I also appreciate your positivity and good attitude very much. I was the same way when I first arrived. I REALLY wanted there to be something great and interesting about the culture here. Something positive I could take away. Unfortunately I think the reality is closer to a blend of the worst of both east and west. Our materialism without our earnest idealism, their rigid thinking without the loyalty and selflessness. I agree with coineineagh that the Chinese tend to 'keep score' about a lot of things that we don't. I think for me the turning point in how I viewed locals is after a couple years I decided it wasn't my place to make excuses for them. It's not OK for someone to be ignorant or selfish or bad mannered no matter where they are from. I started holding locals to the same standard of being interesting, ethical and fun that I would hold a western person to. There are some really great people here, but they are in the minority.
Jan 13, 2014 09:45 Report Abuse

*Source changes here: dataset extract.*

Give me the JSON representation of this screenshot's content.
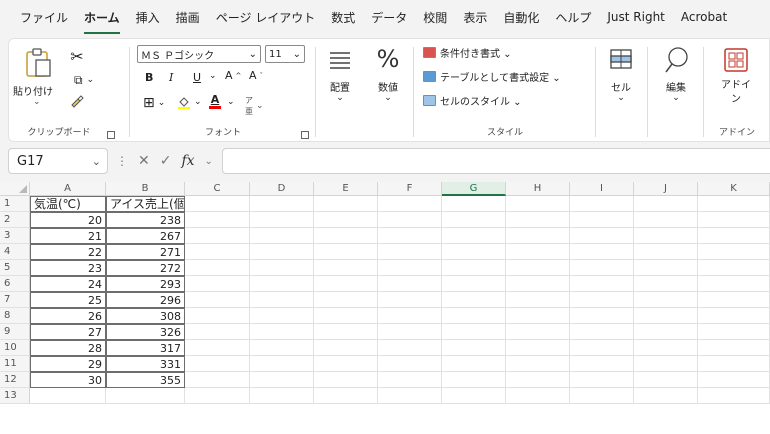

God This post made me remember the days when i also wrote a post criticizing foreigners for bashing China all the time. It's ironic how i myself transformed into one of them. When you first arrive here you see China through the eye of the tourist, only a shell of what China is: generosity, they treat you like a celebrity, salaries are ok. But once you live here for some time you start seeing things in the Chinese way that you can't just unsee and then you either get the hell out of China (which is what i recommend) or you become an alcoholic Of course there are exceptions and there are good people but I'm talking here about the general idea. P.S. People here don't know how to drive... On many occasions i experienced accidents happening at a speed of 5 km/h or less.... For God's sake, they stop and then continue driving without looking.
Jan 14, 2014 08:57 Report Abuse
"Unfortunately I think the reality is closer to a blend of the worst of both east and west. Our materialism without our earnest idealism, their rigid thinking without the loyalty and selflessness." Thumbs up for producing another ace of intelligence there. It puts a lot of things into words that I couldn't condense properly. Thank you for that.
Jan 16, 2014 09:36 Report Abuse
No, I am living in Daqing. A more rural, and soon to be modern area of China. I see the driving everyday. For a country with barely any driving laws, and very few accidents, the Chinese are pretty good drivers. But hey, that's just my opinion. Thanks for commenting.
Jan 08, 2014 03:41 Report Abuse
Yes sure is just your point of view not a general though.You just experience driving just at the locality you are.You need to around the country in other to conclude.But Chinese drive pretty well because of few accidents that point you are right.Good day Hadley.
Jan 27, 2014 23:20 Report Abuse